:: TASK DIRECTIONS ::
Among the records below, how many lines contain "this"? State the number and nothing more.

:: INFORMATION PROVIDED ::
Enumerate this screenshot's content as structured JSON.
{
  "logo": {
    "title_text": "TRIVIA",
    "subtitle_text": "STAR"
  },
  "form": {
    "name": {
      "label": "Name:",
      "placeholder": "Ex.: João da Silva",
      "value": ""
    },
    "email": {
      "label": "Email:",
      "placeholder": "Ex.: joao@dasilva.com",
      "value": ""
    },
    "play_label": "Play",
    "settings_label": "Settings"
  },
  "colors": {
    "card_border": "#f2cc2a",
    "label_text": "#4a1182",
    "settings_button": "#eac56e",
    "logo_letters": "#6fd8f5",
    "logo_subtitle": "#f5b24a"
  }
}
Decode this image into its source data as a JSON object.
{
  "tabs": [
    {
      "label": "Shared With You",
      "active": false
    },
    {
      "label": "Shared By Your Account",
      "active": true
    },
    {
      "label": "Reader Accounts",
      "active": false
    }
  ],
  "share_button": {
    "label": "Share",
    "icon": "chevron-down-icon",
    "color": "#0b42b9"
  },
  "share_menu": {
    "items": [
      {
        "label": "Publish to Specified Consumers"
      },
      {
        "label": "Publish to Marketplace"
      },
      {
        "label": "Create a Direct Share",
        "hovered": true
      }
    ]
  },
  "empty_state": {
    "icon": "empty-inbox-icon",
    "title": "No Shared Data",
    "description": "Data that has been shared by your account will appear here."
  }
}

:: RESPONSE BOX ::
2